YOUR ASSIGNMENT: Where does the string "icon" appear? Copy every line of the entries below that holds it.

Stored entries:
%%

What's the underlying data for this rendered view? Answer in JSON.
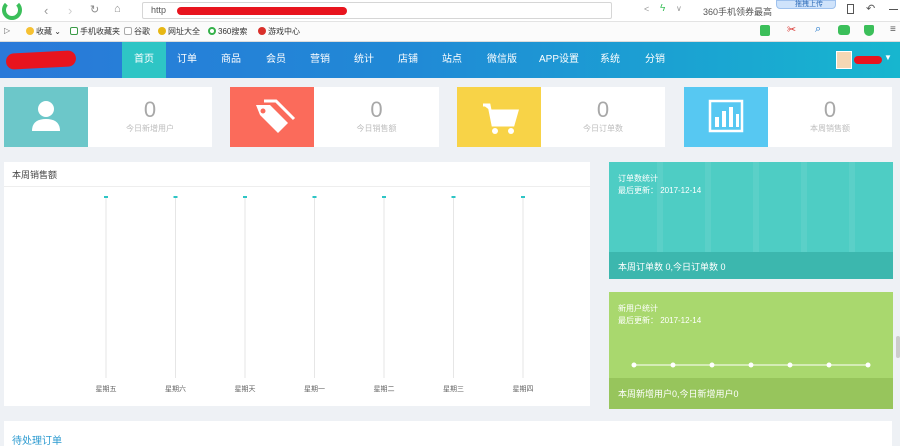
{
  "browser": {
    "address_text": "http",
    "right_text": "360手机领券最高",
    "popup_label": "拖拽上传"
  },
  "bookmarks": [
    {
      "label": "收藏",
      "icon": "star-icon"
    },
    {
      "label": "手机收藏夹",
      "icon": "phone-icon"
    },
    {
      "label": "谷歌",
      "icon": "page-icon"
    },
    {
      "label": "网址大全",
      "icon": "globe-icon"
    },
    {
      "label": "360搜索",
      "icon": "search-icon"
    },
    {
      "label": "游戏中心",
      "icon": "game-icon"
    }
  ],
  "nav": {
    "items": [
      "首页",
      "订单",
      "商品",
      "会员",
      "营销",
      "统计",
      "店铺",
      "站点",
      "微信版",
      "APP设置",
      "系统",
      "分销"
    ],
    "active_index": 0
  },
  "cards": [
    {
      "value": "0",
      "label": "今日新增用户",
      "color": "#6cc7c9",
      "icon": "user-icon"
    },
    {
      "value": "0",
      "label": "今日销售额",
      "color": "#fb6b5b",
      "icon": "tag-icon"
    },
    {
      "value": "0",
      "label": "今日订单数",
      "color": "#f8d347",
      "icon": "cart-icon"
    },
    {
      "value": "0",
      "label": "本周销售额",
      "color": "#57c8f2",
      "icon": "bar-chart-icon"
    }
  ],
  "sales_panel": {
    "title": "本周销售额"
  },
  "chart_data": {
    "type": "line",
    "categories": [
      "星期五",
      "星期六",
      "星期天",
      "星期一",
      "星期二",
      "星期三",
      "星期四"
    ],
    "values": [
      0,
      0,
      0,
      0,
      0,
      0,
      0
    ],
    "title": "本周销售额",
    "grid": true
  },
  "order_stats": {
    "title": "订单数统计",
    "updated": "最后更新： 2017-12-14",
    "footer": "本周订单数 0,今日订单数 0",
    "color": "#4ecdc4",
    "footer_color": "#3cb7ae"
  },
  "user_stats": {
    "title": "新用户统计",
    "updated": "最后更新： 2017-12-14",
    "footer": "本周新增用户0,今日新增用户0",
    "color": "#a9d86e",
    "footer_color": "#97c55c",
    "chart_data": {
      "type": "line",
      "values": [
        0,
        0,
        0,
        0,
        0,
        0,
        0
      ]
    }
  },
  "pending": {
    "title": "待处理订单"
  }
}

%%

THE ANSWER:
      "icon": "star-icon"
      "icon": "phone-icon"
      "icon": "page-icon"
      "icon": "globe-icon"
      "icon": "search-icon"
      "icon": "game-icon"
      "icon": "user-icon"
      "icon": "tag-icon"
      "icon": "cart-icon"
      "icon": "bar-chart-icon"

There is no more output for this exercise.